- Source records:
■ ■ ■
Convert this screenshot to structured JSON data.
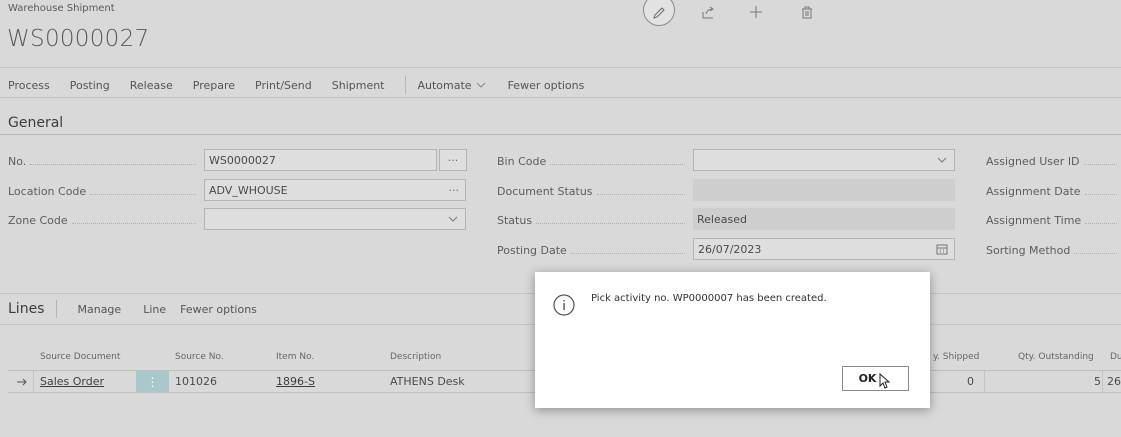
{
  "header": {
    "caption": "Warehouse Shipment",
    "title": "WS0000027"
  },
  "actions": [
    "Process",
    "Posting",
    "Release",
    "Prepare",
    "Print/Send",
    "Shipment"
  ],
  "automate": "Automate",
  "fewer_options": "Fewer options",
  "general": {
    "title": "General",
    "no_label": "No.",
    "no_value": "WS0000027",
    "location_label": "Location Code",
    "location_value": "ADV_WHOUSE",
    "zone_label": "Zone Code",
    "zone_value": "",
    "bin_label": "Bin Code",
    "bin_value": "",
    "docstatus_label": "Document Status",
    "docstatus_value": "",
    "status_label": "Status",
    "status_value": "Released",
    "posting_label": "Posting Date",
    "posting_value": "26/07/2023",
    "assigned_user_label": "Assigned User ID",
    "assignment_date_label": "Assignment Date",
    "assignment_time_label": "Assignment Time",
    "sorting_label": "Sorting Method"
  },
  "lines": {
    "title": "Lines",
    "manage": "Manage",
    "line": "Line",
    "fewer": "Fewer options",
    "headers": {
      "source_document": "Source Document",
      "source_no": "Source No.",
      "item_no": "Item No.",
      "description": "Description",
      "qty_shipped": "y. Shipped",
      "qty_outstanding": "Qty. Outstanding",
      "du": "Du"
    },
    "row": {
      "source_document": "Sales Order",
      "source_no": "101026",
      "item_no": "1896-S",
      "description": "ATHENS Desk",
      "qty_shipped": "0",
      "qty_outstanding": "5",
      "du": "26"
    }
  },
  "dialog": {
    "message": "Pick activity no. WP0000007 has been created.",
    "ok": "OK"
  },
  "icons": {
    "edit": "pencil-icon",
    "share": "share-icon",
    "add": "plus-icon",
    "delete": "trash-icon",
    "info": "info-icon",
    "calendar": "calendar-icon"
  }
}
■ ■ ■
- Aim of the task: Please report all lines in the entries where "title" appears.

- Solution:
    "title": "WS0000027"
    "title": "General",
    "title": "Lines",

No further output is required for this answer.